Are you building strong relationships with clients, prospects, and co-workers? Success is often the result of “lucky breaks” involving endeavors involving friends made in college or in the years following graduation. It pays to view your daily encounters with others as opportunities to build long-term relationships. What are some of the things you did to create long-term relationships with those you met during the first quarter of 2013?
Are you always looking for new ways to improve your personal brand building? Few can afford the luxury of focusing simply on performance. In today’s fast-paced world, everyone needs to invest time expanding their capabilities by exploring new ways to connect with others through social media and Internet marketing. What new ideas, skills, or techniques–like SlideShare–did you explore during the first quarter of 2013?
Are you appropriately “packaging” your brand through your words, your dress, and the design of your marketing materials?” Does your writing accurately and concisely reflect the value of your ideas? Sloppy writing communicates sloppy thinking, as do disorganized and cluttered business cards and websites. What are some of the steps you took during the first quarter to improve the packaging of your brand?
Are you merely performing up to expectations, or do you strive to outperform your previous best? For example, do you undertake writing or presenting projects outside of your comfort zone? When’s the last time you swung for a home run? What did you do to challenge your expectations during the first quarter of 2013?

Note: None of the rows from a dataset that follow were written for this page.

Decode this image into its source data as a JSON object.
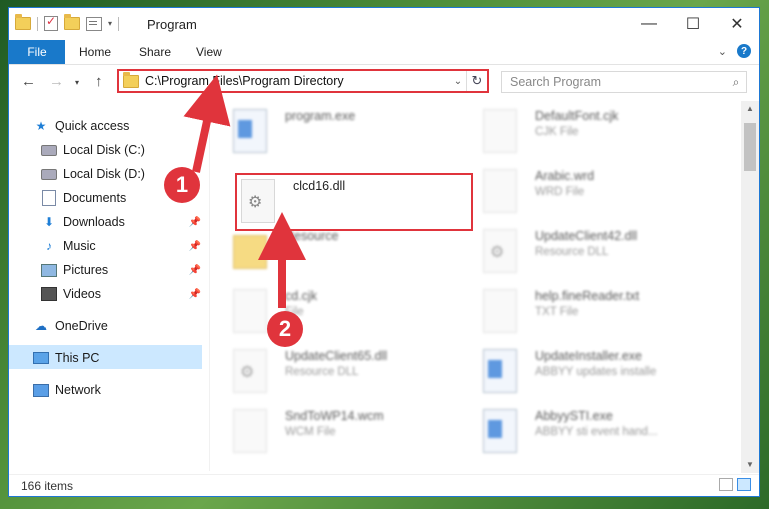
{
  "window": {
    "title": "Program"
  },
  "ribbon": {
    "file": "File",
    "home": "Home",
    "share": "Share",
    "view": "View"
  },
  "address": {
    "path": "C:\\Program Files\\Program Directory"
  },
  "search": {
    "placeholder": "Search Program"
  },
  "sidebar": {
    "items": [
      {
        "label": "Quick access",
        "icon": "star-icon"
      },
      {
        "label": "Local Disk (C:)",
        "icon": "disk-icon"
      },
      {
        "label": "Local Disk (D:)",
        "icon": "disk-icon"
      },
      {
        "label": "Documents",
        "icon": "documents-icon"
      },
      {
        "label": "Downloads",
        "icon": "download-icon"
      },
      {
        "label": "Music",
        "icon": "music-icon"
      },
      {
        "label": "Pictures",
        "icon": "pictures-icon"
      },
      {
        "label": "Videos",
        "icon": "videos-icon"
      },
      {
        "label": "OneDrive",
        "icon": "cloud-icon"
      },
      {
        "label": "This PC",
        "icon": "computer-icon"
      },
      {
        "label": "Network",
        "icon": "network-icon"
      }
    ]
  },
  "files": {
    "left": [
      {
        "name": "program.exe",
        "type": ""
      },
      {
        "name": "clcd16.dll",
        "type": ""
      },
      {
        "name": "Resource",
        "type": ""
      },
      {
        "name": "cd.cjk",
        "type": "File"
      },
      {
        "name": "UpdateClient65.dll",
        "type": "Resource DLL"
      },
      {
        "name": "SndToWP14.wcm",
        "type": "WCM File"
      }
    ],
    "right": [
      {
        "name": "DefaultFont.cjk",
        "type": "CJK File"
      },
      {
        "name": "Arabic.wrd",
        "type": "WRD File"
      },
      {
        "name": "UpdateClient42.dll",
        "type": "Resource DLL"
      },
      {
        "name": "help.fineReader.txt",
        "type": "TXT File"
      },
      {
        "name": "UpdateInstaller.exe",
        "type": "ABBYY updates installe"
      },
      {
        "name": "AbbyySTI.exe",
        "type": "ABBYY sti event hand..."
      }
    ]
  },
  "status": {
    "count": "166 items"
  },
  "annotations": {
    "step1": "1",
    "step2": "2"
  },
  "colors": {
    "accent": "#1979ca",
    "highlight": "#e0343c"
  }
}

Are you committed to mastering the habits that lead to personal branding success? Although personal branding is often described in terms of strategies and tactics, like search engine optimization, headline writing, and new social media tools, the essence of personal branding success lies in your personal habits. Habits like time management, planning before acting, and leaving time to edit your words before distributing them, are ultimately more important. How effectively did you manage your time during the first quarter of 2013?

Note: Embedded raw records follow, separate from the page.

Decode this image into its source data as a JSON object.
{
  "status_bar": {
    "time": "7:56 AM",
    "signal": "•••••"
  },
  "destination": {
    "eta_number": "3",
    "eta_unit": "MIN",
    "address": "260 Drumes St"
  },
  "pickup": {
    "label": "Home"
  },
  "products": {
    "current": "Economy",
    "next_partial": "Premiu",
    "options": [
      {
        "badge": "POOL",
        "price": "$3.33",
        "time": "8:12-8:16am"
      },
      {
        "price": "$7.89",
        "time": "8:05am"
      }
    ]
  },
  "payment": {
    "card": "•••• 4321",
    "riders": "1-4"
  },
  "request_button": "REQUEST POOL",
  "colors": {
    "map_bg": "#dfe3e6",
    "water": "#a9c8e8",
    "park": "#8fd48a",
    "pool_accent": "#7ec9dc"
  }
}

How consistent were your personal brand building efforts? Brand-building is a process, not an event. Frequency builds awareness, not occasional excellence. Consistency is easy to measure, because you can easily track the number of blog posts or FaceBook updates you shared. Were you able to keep on schedule with your blog posts, Tweets, and FaceBook/LinkedIn updates during the first quarter of 2013?
The intended outcome is taking all of your outward-facing personal branding and asking yourself ‘Does this accurately reflect who I am?’ If the answer is no, you need to start adjusting it so that your branding does reflect who you are. Personal branding isn’t done as a one-off; it requires effort and upkeep. Audit quarterly, keep track of changes and adjust nts, and shape your efforts according to what works best for you.